The story of the torture of Iraqi prisoners by American soldiers at Abu Ghraib prison had broken on April 29. On May 16, Colwell had placed his newly completed work in the Capobianco’s front window. It depicted three frontally nude males standing on over-turned buckets, their faces covered by hoods and electricity-conducting wires running to their fingers and toes. Two soldiers stand in the foreground, gloating. One holds an electrically charged baton. In the doorway, another soldier leads a blindfolded and handcuffed woman into the room. The painting is entirely grey and black and white, except for the red American flag patches on the upper arm of the two dominant soldiers and drops of blood on one of the soldiers and running down the chest of one of the nude men.

True Romance

My latest is up at http://www.tcj.com/reviews/inner-city-romance/

It begins:
Shortly after the underground comic Inner City Romance debuted in 1971, with its surfeit of pimps, smack, revolutionaries, and ho’s, the Afro-American cartoonist Grant Green bet cash money that its creator, Guy Colwell, was a brother.
Green lost.

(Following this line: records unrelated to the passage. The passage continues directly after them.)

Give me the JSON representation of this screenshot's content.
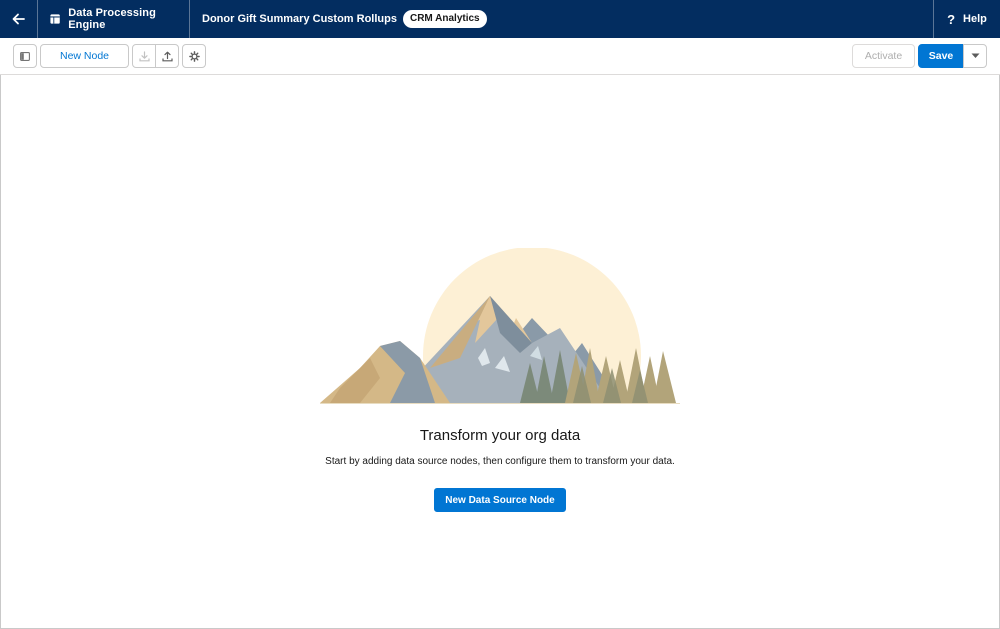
{
  "header": {
    "app_name": "Data Processing Engine",
    "record_name": "Donor Gift Summary Custom Rollups",
    "badge": "CRM Analytics",
    "help_label": "Help",
    "help_symbol": "?",
    "back_icon": "arrow-left-icon",
    "app_icon": "table-icon"
  },
  "toolbar": {
    "new_node_label": "New Node",
    "activate_label": "Activate",
    "save_label": "Save",
    "icons": [
      "panel-toggle-icon",
      "download-icon",
      "upload-icon",
      "gear-icon",
      "chevron-down-icon"
    ]
  },
  "empty_state": {
    "heading": "Transform your org data",
    "description": "Start by adding data source nodes, then configure them to transform your data.",
    "cta_label": "New Data Source Node"
  },
  "colors": {
    "header_bg": "#032d60",
    "brand_blue": "#0176d3",
    "sun": "#fdf0d5",
    "border": "#c9c9c9"
  }
}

Last Night

Things began slowly. The poster from Fantagraphics, Guy Colwell’s publisher, said he and I would be “in conversation” about his new book, “Inner City Romance,” at Pegasus, a downtown Berkeley bookstore, at 7:00, and at 7:00 our audience was 31 empty chairs and my wife Adele. Then I noticed the poster from Pegasus said we would be conversing at 7:30 and relaxed.

A photographer from a Berkeley paper arrived, took our photograph — and left. By 7:20 our crowd had not grown. “Maybe if it was warmer,” Guy said. “Parking is a problem,” I noted. Guy gestured to two rows, a dozen seats he hoped to fill. “My expectations are low,” he said.

I had personally hung five posters. (One had been torn down and one taped over. I had never seen anyone so much as glance at the other three.) A friend had said she would come, but Adele had given her the wrong date, and by the Time Adele corrected it, the friend had other plans. Fantagraphics had said it would include copies of my books in its shipment, so I could sign too, but none were in evidence. So this is not my problem, I thought.

Eventually — and miraculously — we scored about 16 listeners. Impressively, except for a couple who were friends of Guy’s and a fellow I knew from the Wrench Café, none had a personal connection to either of us. (The listener who interested me the most was a rabbinacally-bearded-and-then-some gent I had seen around town for years. He would open the door of a café where I would be seated, look around, and continue on his way without entering. Now, not only had he entered, he had stayed and sat. I would like to think this was due to the nature of our discourse, but it ay have been the wine and cookies Pegasus was offering.)

Guy and I filled our aimed-for half-hour comfortably. The Q&A went on about as long. People asked about Guy’s other books and how the current art scene regarded his figurative social surrealistic work, and a tattooed young man, who’d served two years in the military, asked about Guy’s time in prison as a draft resister. “I respect your right to do that, sir, but…”

Guy sold several books, and one of the buyers told me how much he’d enjoyed “The Pirates and the Mouse” and “Most Outrageous.” The man in line behind him said he’d read neither but had heard they were good.


This Friday, at 7:00 p.m., at Pegasus Books, 2349 Shattuck Avenue, in Berkeley, I will be “in conversation” with fine artist/cartoonist Guy Colwell about the release of his collected “INNER CITY ROMANCE” commix from the 1970s.

Hope to see you.